On my first week of internship, I see myself as nervous walking into the workspace for the first time, but also ambitious as the same time. I'm working with Dr. Sweeney in the Peabody's Botany collection with Nick so this relieves some of the little anxiety. As I heard from last week, the specific job that Nick and I will be doing primarily is to categorize and enter a numerous amount of specimens into an online database for researchers across the nation to virtual borrow for their own research. I think that we're doing a tremendous help for those who want to readily borrow specimens virtually at a moment's notice so researchers can get to their studies/thesis/etc. faster without having to deal with shipping and handling.

In the workspace, I hope to be able to talk to everybody there since we'll be working together for the majority of the summer. I plan to ask lots of questions in order to open up conversations with lots of people and also to get filled in on information that I don't have the time to learn due to still being a high school student. I'm also looking forward to making sure I can neatly organize and keep a lab notebook as it will be future reference for those who wish to read it so.

Thursday, June 2, 2016

Expectations and Goals

Aaliyah Shabazz

One of my goals for the internship is to do well and enjoy what I'm doing. I also hope to learn more about the museum collections. Science really interests me so it's really exciting to get to work in a lab. Another goal of mine is to improve on my time management skills. Finally, my personal goals is to spend more time with my friends over the summer.

I can accomplish my goal of doing well by listening to directions and asking questions if I don’t understand how to do something. By doing my work, I can accomplish my goal of learning more about the museum collections. I think working on this internship will help me with my time management skills because not only do I have to work at a good pace to get my work done but I also have to prioritize my homework when I’m a home. I can spend more time with friends my planning activities with them or just finding time to hang out.

Wednesday, June 1, 2016

Expectations and Goals for Internship
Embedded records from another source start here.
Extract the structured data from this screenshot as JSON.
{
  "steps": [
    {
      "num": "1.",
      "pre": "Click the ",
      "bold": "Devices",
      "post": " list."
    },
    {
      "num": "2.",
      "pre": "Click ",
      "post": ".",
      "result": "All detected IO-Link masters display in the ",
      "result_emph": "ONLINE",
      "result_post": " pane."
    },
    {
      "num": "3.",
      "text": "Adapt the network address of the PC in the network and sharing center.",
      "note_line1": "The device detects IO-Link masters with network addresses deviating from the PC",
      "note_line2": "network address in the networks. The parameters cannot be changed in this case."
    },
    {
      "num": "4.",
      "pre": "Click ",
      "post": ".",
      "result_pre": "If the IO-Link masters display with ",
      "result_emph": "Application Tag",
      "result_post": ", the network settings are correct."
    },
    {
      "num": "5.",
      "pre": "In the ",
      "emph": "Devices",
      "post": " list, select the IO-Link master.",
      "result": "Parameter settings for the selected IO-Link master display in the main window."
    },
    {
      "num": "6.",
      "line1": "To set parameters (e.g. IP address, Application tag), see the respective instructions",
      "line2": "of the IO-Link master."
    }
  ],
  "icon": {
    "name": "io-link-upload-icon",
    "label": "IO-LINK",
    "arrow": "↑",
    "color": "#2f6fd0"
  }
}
Hello, my name is Nicholas Simons and I am excited to be participating in the botany collection internship at the Yale Peabody Museum. This is a major achievement for me as I will be assisting to support college level botany collection and research. Before I begin my first day working at the lab, I have a list of goals that I have created that I believe will help me achieve success in my internship. A goal that I set out to accomplish during my internship is to respect and handle all specimens and lab equipment with care. This will convey my maturity and conscientiousness to my advisors. Another goal I have is to treat my partners and superiors with respect. This goal will ensure that we can work together as a team which is the key to a successful work environment. Personal goals that I have are to keep a positive attitude as well as enjoy and learn as much as I can from the internship work that I will be doing. A positive attitude is important as it is key to achieving all my goals and ensuring that I will do my best work possible thus effecting a successful internship.